When I was in middle school, I adored binge reading series books. In fact, I had decided in 7th grade I would read EVERY SINGLE Star Wars Universe novel (now called Star Wars Legends; don’t get me started). One of my favorite authors during this time was Kevin J. Anderson. The Jedi Academy trilogy got me hooked on these books. His Tales From… Star Wars books introduced me to the idea of the short story. But, as most middle school crushes go, I quickly moved on.
Imagine my surprise when 20 years later I discover one of my friends is related to Kevin J. Anderson. My love for his writing was rekindled. It completely helped to know that Anderson co-wrote a novel with one my favorite drum set players of all time: Neal Peart of Rush. In fact, they co-wrote a steampunk novel to accompany Rush’s 20th album, and their first full concept album, with the same title.
Stop the presses. I must read this and review it immediately.
Clockwork Angels tells the story of everyman Owen Hardy, a disillusioned 16-year-old who wants more from life than what he has. Breaking all expectations and traditions, Owen sets out into the world and get caught in a battle between the Watchmaker’s strive for The Stability and the Anarchist’s “freedom extremism”– or, in simpler terms, Order versus Chaos. Told in beautiful allegory, Owen’s journey to maturity reflects back on the reader quite clearly.
The best place to start an adventure is with a quiet, perfect life.. and someone who realizes it can’t possible be enough.
To anyone familiar with Candide the parallels are obvious. In fact, Peart and Anderson address that Candide inspired Owen’s story arc: An optimistic young man who seeks his adventure, only to find pain, suffering, and heartbreak in the wide world. Yet, unlike Candide, not everything is doom and gloom. Peart’s spiritual side is obvious as the text explores more philosophical ideas throughout Owen’s adventure. The virtue of balance, ideas that extremes in any direction can be equally undesirable, the nature of life and death, ideas of disillusionment in life and with humanity, the purpose of imagination and freedom appear consistently throughout the text. Yet, nothing is preachy. Anderson and Peart give the reader their own opportunity to make decisions about the story, its intent, and the characters. There is a level of ambiguity around all the elements unlike Candide leaving the reader to decide what is right, what is wrong, and how the world should be.
As I mentioned, this is a steampunk fantasy– and I couldn’t be happier for this setting. The combination of magic and industry gives the entire story a more mystical timbre. These elements are not thrown in the reader’s face, but worldbuilding is solid. In fact, I would have loved to learn more about the technologies, history, and parallel world ideas alluded to throughout the novel. Worldbuilding, in general, was perfect for me: Just the right amount of detail to provide a clear picture of Owen’s experiences without overwhelming me with details.

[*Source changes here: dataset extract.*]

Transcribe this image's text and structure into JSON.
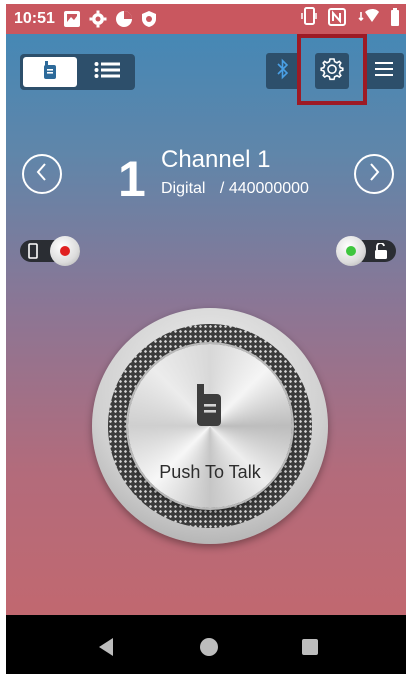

Optimism is the best fertilizer.
Anderson and Peart provided die-hard Rush fans with plenty of easter eggs. Lyrics from their entire body of work were thrown in the text. To someone who isn’t a Rush fan, I’m certain they wouldn’t notice. Anderson’s writing absorbed these phrases easily. But, to an avid Rush fan, it got distracting. I was constantly picking out lyrics and hearing songs in my head which might or might not have been relevant to the current story. I know many people loved this element but it didn’t quite work well for me.
I also struggled with the lack of character development. I know it is intentional that almost every character is 1-dimensional. This was obviously taken from Candide. Yet, character development is one of my favorite parts of reading. Philosophically, I appreciate how this character flatness lent itself to more clearly articulating the philosophy behind the story. The simple characters meant Anderson and Peart didn’t have to bash their readers over the head with their ideas. Instead, these ideas unfolded easily through the actions of their characters. I did find some characters I adored, but not many. It’s such a change from Anderson’s other works I have read that I was a bit taken aback.
When tending a vast and beautiful garden, you have to plant many seeds, never knowing ahead of time which ones will germinate, which will produce the most glorious flowers, which will bear the sweetest fruit. A good gardener plants them all, tends and nurtures them, and wishes them well. Optimism is the best fertilizer.
To me, the most magical part of Clockwork Angels is the full and combined work. Yes, this book can stand on its own. And so can the album. Yet this is really just one project presented in two separate mediums. Listening to the album in conjunction with the story from the novel combines these elements to form a more complex concept. Together you can experience the truth breath, depth, and context of this tale.
If you are even remotely interested in Rush or in this idea, I strongly encourage you to experience these two together. Read and then listen, listen and then read, or do both at the same time– it doesn’t matter. The experience in the end will be just as magical.
What do you think?
- Steampunk as a genre: Thoughts?
- Have you read Candide? Does a retelling appeal to you?
- Do you have any authors or books you are nostalgic for in some way?